The Air Transport Licensing Authority informed Oasis Hong Kong Airlines that the 13 permits had lapsed because the carrier had gone into liquidation, said a statement released by Hong Kong’s government late Friday.

HONG KONG – Collapsed Hong Kong budget airline Oasis had its air transport licences revoked by the authority, a move that brought the business a step closer to its end.

The Air Transport Licensing Authority informed Oasis Hong Kong Airlines that the 13 permits had lapsed because the carrier had gone into liquidation, said a statement released by Hong Kong’s government late Friday.

‘This means that even if, somehow, their business is revived in the future, they would still need to apply for new air transport licences to run flight services,’ a government spokeswoman told Agence France-Presse.

The authority said in another statement released on Friday that Oasis’ licences lapsed on April 9, the day when it presented its petition for winding up to court and when it ceased air services.

‘The licences were personal to Oasis, not capable of being transferred,’ the statement said. The authority pointed out that the powers to carry on or cease operation of the company had gone into the hands of another party – Edward Middleton and Patrick Cowley of financial services group KPMG – who were appointed by the court as Oasis’ provisional liquidators on April 9.

The liquidators said that they were concerned about the authority’s decision and were studying its impact on Oasis’ future.

The authority’s decision came after solicitors acting for KPMG tried to stop it from revoking Oasis’ licences in April. They argued that the company had not yet entered into receivership or liquidation and that the issue would be a matter to be determined at the liquidation hearing in high court, set for June 11.

The revoked permits allowed the airline to run flights on routes between Hong Kong and London, Berlin, Chicago, Sydney, San Francisco, Singapore, Bangkok, and a few other international cities.

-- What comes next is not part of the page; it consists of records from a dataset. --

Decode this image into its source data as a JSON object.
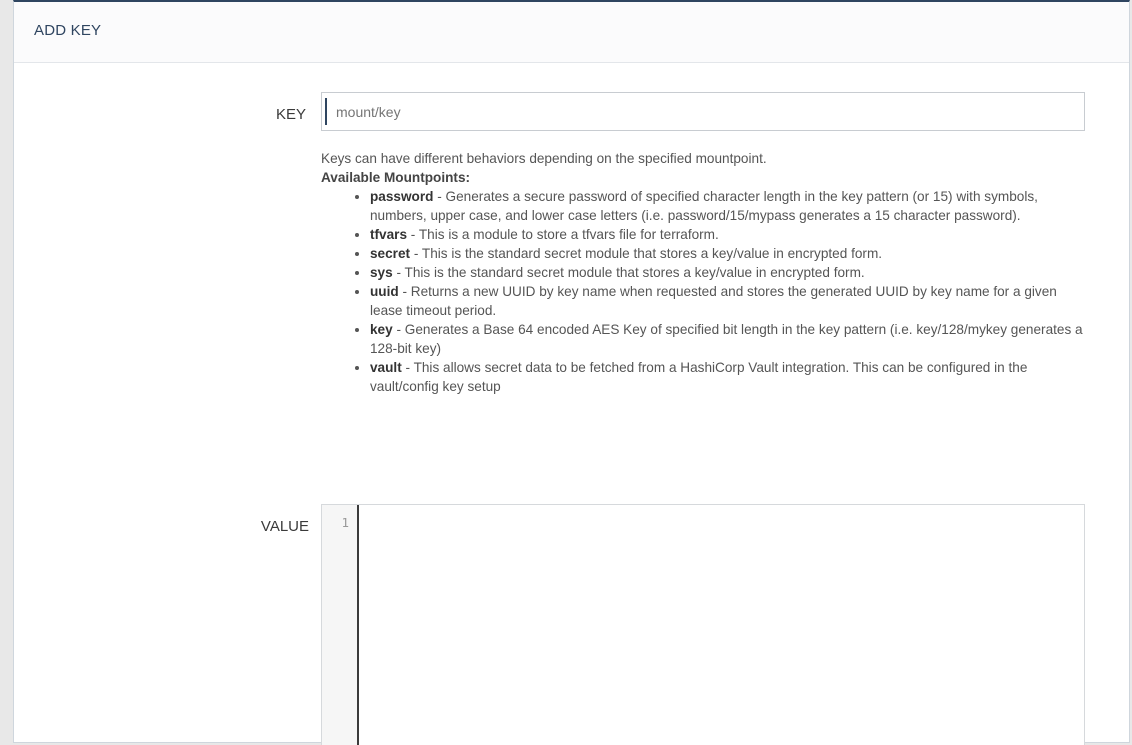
{
  "header": {
    "title": "ADD KEY"
  },
  "key": {
    "label": "KEY",
    "placeholder": "mount/key",
    "value": ""
  },
  "help": {
    "intro": "Keys can have different behaviors depending on the specified mountpoint.",
    "subheading": "Available Mountpoints:",
    "items": [
      {
        "name": "password",
        "desc": " - Generates a secure password of specified character length in the key pattern (or 15) with symbols, numbers, upper case, and lower case letters (i.e. password/15/mypass generates a 15 character password)."
      },
      {
        "name": "tfvars",
        "desc": " - This is a module to store a tfvars file for terraform."
      },
      {
        "name": "secret",
        "desc": " - This is the standard secret module that stores a key/value in encrypted form."
      },
      {
        "name": "sys",
        "desc": " - This is the standard secret module that stores a key/value in encrypted form."
      },
      {
        "name": "uuid",
        "desc": " - Returns a new UUID by key name when requested and stores the generated UUID by key name for a given lease timeout period."
      },
      {
        "name": "key",
        "desc": " - Generates a Base 64 encoded AES Key of specified bit length in the key pattern (i.e. key/128/mykey generates a 128-bit key)"
      },
      {
        "name": "vault",
        "desc": " - This allows secret data to be fetched from a HashiCorp Vault integration. This can be configured in the vault/config key setup"
      }
    ]
  },
  "value": {
    "label": "VALUE",
    "line_numbers": [
      "1"
    ],
    "content": ""
  }
}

The budget airline ceased its operation just 18 months after it first took to the skies.

forbes.com